***** Source data *****

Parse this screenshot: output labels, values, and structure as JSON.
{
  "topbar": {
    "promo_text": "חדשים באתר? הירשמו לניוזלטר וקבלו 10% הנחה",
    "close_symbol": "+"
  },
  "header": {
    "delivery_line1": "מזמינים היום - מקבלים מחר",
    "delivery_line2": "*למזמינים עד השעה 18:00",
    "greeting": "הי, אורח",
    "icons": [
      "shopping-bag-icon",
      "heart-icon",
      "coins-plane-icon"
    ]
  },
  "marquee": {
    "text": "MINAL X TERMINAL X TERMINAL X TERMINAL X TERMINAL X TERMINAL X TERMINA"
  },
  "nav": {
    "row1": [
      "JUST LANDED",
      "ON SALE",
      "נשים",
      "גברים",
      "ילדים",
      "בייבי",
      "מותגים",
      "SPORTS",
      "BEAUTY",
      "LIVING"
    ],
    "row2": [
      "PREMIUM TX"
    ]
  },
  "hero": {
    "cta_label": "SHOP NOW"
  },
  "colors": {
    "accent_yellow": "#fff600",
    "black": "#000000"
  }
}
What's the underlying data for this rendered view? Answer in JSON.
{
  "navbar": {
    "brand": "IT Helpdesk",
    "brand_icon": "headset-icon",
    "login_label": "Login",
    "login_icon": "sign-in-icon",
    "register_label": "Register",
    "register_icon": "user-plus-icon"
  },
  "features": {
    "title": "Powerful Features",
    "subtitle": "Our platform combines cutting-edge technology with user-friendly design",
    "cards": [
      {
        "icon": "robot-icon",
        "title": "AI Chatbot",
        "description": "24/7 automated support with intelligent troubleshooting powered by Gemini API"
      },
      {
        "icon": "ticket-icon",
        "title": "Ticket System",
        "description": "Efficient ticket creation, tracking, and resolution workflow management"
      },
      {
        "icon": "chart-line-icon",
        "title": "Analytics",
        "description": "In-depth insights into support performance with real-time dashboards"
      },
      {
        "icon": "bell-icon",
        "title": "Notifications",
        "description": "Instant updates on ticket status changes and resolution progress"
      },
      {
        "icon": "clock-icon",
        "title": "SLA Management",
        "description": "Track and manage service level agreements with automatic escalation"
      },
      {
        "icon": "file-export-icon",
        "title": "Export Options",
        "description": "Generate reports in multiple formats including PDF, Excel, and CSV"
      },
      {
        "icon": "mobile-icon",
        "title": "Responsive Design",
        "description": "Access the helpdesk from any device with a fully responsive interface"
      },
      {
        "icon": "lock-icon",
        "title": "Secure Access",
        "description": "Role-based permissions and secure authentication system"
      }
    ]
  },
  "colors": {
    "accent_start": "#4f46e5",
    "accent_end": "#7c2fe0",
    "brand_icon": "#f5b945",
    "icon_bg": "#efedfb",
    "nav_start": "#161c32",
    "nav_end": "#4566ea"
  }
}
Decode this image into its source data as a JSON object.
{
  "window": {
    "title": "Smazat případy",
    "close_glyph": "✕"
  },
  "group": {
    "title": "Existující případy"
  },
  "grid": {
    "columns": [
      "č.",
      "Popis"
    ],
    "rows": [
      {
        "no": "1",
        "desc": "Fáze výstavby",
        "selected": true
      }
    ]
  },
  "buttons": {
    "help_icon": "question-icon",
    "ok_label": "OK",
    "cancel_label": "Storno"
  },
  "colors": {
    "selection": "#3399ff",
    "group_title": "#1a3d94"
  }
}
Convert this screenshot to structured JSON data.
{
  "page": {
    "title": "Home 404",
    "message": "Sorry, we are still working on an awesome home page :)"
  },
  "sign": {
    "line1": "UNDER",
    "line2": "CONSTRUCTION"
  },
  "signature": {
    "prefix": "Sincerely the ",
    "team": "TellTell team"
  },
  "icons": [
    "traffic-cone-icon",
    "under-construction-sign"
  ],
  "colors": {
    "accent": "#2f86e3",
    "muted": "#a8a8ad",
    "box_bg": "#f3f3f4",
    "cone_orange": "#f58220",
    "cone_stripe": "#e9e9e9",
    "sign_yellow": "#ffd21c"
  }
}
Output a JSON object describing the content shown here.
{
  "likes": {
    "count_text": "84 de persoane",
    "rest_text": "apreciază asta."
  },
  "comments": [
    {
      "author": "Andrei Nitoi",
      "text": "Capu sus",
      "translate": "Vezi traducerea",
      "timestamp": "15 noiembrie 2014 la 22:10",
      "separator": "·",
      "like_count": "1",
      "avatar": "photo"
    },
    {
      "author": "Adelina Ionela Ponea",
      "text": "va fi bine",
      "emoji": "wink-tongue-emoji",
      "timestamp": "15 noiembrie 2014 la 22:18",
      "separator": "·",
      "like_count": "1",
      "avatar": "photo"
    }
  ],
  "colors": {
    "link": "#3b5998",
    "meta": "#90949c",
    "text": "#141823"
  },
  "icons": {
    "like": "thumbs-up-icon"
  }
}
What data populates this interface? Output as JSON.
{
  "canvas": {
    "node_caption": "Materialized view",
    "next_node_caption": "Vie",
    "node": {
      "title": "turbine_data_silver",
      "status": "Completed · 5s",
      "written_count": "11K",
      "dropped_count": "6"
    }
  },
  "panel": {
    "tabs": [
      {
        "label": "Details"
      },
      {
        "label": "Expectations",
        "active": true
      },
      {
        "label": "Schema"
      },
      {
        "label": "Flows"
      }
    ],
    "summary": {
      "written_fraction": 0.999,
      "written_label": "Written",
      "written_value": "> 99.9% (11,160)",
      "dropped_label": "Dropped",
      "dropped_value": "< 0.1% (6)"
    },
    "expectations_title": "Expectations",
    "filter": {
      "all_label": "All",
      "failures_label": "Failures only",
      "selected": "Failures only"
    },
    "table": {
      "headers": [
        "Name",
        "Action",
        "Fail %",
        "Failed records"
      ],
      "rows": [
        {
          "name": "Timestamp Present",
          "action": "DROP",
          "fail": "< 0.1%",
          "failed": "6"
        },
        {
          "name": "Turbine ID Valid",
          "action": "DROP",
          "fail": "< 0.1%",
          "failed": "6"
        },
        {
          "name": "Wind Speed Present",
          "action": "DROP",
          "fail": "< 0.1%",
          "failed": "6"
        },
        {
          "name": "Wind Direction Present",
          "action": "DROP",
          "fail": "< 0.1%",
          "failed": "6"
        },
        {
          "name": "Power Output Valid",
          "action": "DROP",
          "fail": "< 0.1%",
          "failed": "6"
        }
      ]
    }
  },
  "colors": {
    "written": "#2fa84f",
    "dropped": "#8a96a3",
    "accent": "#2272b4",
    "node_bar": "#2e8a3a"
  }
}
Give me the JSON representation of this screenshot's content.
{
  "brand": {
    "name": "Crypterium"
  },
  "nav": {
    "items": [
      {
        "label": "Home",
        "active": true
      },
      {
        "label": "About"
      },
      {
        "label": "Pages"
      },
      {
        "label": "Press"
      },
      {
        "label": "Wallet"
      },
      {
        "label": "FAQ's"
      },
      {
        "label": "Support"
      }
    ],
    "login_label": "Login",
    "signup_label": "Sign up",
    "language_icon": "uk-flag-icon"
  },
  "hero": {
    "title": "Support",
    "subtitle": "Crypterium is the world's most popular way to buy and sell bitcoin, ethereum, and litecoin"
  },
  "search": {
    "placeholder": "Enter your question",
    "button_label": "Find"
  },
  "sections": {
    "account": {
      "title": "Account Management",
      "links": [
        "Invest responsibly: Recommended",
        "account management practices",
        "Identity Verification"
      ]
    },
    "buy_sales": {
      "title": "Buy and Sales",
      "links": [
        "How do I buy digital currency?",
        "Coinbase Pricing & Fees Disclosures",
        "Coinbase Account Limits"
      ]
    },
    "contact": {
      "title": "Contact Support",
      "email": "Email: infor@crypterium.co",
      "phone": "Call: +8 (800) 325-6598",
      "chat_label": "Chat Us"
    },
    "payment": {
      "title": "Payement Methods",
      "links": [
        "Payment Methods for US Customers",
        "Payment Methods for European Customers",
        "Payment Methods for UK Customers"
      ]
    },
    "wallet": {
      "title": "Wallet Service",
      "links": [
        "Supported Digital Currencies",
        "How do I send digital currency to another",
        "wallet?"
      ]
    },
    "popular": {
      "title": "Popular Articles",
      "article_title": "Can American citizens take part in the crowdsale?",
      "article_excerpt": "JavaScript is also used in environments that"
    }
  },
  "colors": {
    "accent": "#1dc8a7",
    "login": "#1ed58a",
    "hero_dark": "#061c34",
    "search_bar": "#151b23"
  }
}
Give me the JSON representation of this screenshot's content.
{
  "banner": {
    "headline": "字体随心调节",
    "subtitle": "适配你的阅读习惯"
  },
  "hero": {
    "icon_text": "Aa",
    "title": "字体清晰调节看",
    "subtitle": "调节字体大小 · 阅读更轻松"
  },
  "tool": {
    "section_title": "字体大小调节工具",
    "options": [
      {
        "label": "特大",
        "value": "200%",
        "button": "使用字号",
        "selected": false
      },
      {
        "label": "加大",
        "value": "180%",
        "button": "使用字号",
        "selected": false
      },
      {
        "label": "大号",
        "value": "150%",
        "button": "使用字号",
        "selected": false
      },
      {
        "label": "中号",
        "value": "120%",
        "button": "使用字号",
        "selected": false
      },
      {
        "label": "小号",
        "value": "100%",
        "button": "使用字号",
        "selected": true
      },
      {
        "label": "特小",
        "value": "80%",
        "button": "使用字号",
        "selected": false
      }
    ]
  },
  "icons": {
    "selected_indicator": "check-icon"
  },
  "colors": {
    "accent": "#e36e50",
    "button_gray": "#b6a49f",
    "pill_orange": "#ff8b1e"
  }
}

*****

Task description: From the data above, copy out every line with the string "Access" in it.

Written response:
        "description": "Access the helpdesk from any device with a fully responsive interface"
        "title": "Secure Access",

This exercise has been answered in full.